Show review: The Rapture, Shiny Toy Guns & the after-party in OKC
The Rapture did not manifest itself on May 13, 2007, in manner in which your neighborhood Protestant preacher might have described. No one rose from the crowd and mystically ascended into the heavens, but that’s not to say there wasn’t something metaphorically mystical about seeing the band, the Rapture, perform live.
From the moment the Rapture took the Diamond stage, they lit up the Ballroom and delivered funky, danceable beats… beats that made their retro-80s-flashback sound feel fresh and absolutely fabulous.
If the Rapture were a gift that could be psychically wrapped up and sent out, I imagine even the gift delivery woman would be wearing something neon with leggings… while screaming out “Get your act together!!” obnoxiously.
The Rapture makes you want to be obnoxious.
Their leading the retro movement, and everything about their music– and their image– is contagious.
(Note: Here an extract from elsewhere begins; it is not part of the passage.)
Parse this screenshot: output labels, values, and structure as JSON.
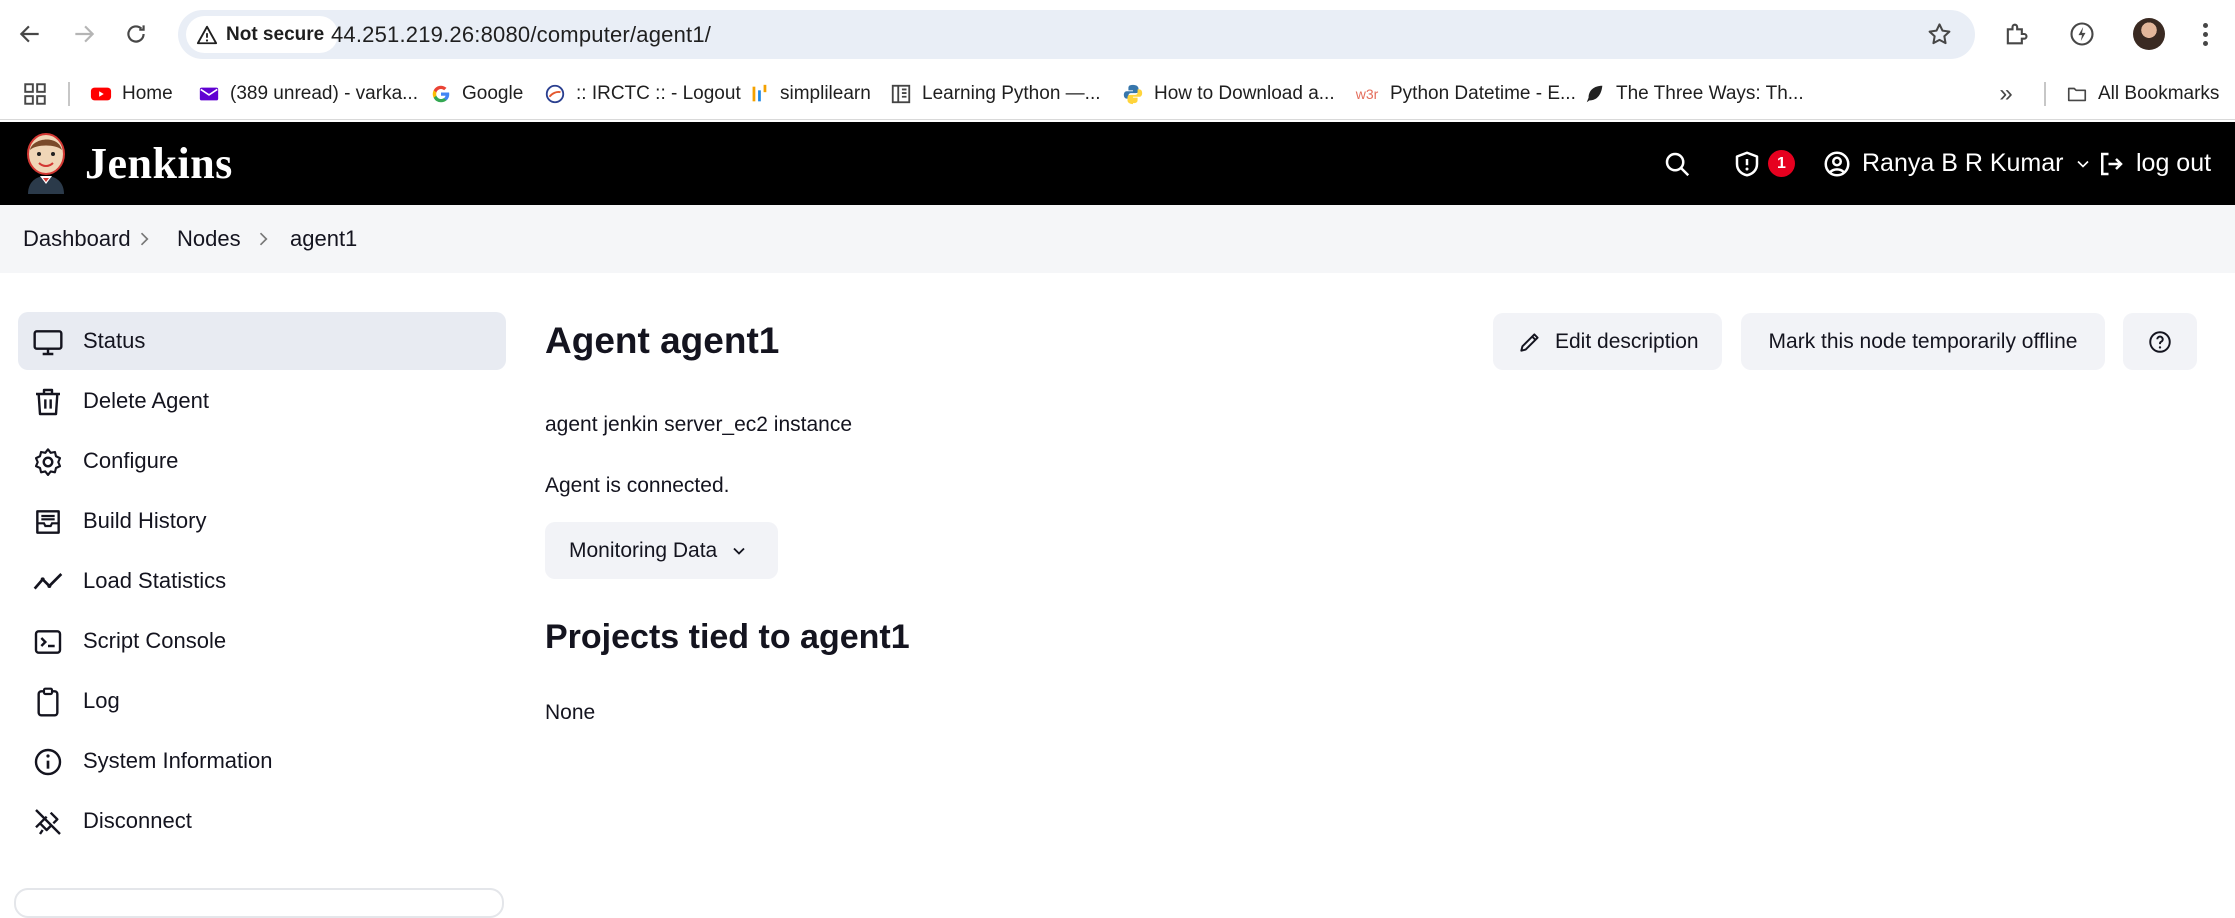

And judging by the 20-something crowd, decked out in headbands and maybe even a fannypack or two, I’m guessing I’m not the only one who thinks so.
However, it seems perhaps the band took the stage a tad too early for their party crowd. (Seven p.m.!) As the Rapture belted out, “People don’t dance no more, they just cross their arms and drink and moan and piss,” I glanced around, and I realized the irony of their words. Honestly, not enough people were dancing. I feel this was a tragedy.
Enough nights out at Electro Lounge for Robotic Wednesdays, or at Sidecar have proven to me that young OKC likes to dance. Perhaps a later start time would have been more appropriate. We won’t blame the Rapture for that.
Given the circumstances, however, one cannot regret seeing the Rapture live. They sounded as marvelous as they do on Pieces of the People We Love, and who could really ask for more?
After the Rapture left the stage, Shiny Toy Guns took over to reveal a sound that perhaps has more of a mainstream appeal. Simply put, the Toy Guns displayed a clean, concise emo-pop sound infused with techno/electro beats.
Many (ignorant) folks, who were either (a) unaware of the Rapture’s talent, (b) busy touching up their hot pink eye shadow, or (c) not used to getting out so damn early, arrived just in time for their set. The place was crowded by the time they took the stage.
The performance was theatrical in its setup. It reminded me of a rave but with better looking people and hopefully less ecstasy. There were flashing lights, and black and white images displayed on a backdrop. Frontwoman Carah Faye appeared as polished as the Shiny Toy sounded that night, and she particularly shined on “Le Disko.”
Lucky for us, the party did not end there. Everyone headed over to the Electro Lounge to catch some amazing DJ sets– where Dance Robots Dance and their celebrity friends dished out the best dance music on the indie market.
Finally, the official after-party began. As usual, Dance Robots Dance successfully hosted the best party OKC could imagine and brought friends Jeremy Dawson of Shiny Toy Guns, and Mattie Druzzi, Vito Roccoforte and Luke the Duke (of the Rapture and Throne of Blood) to help keep the dance beats going.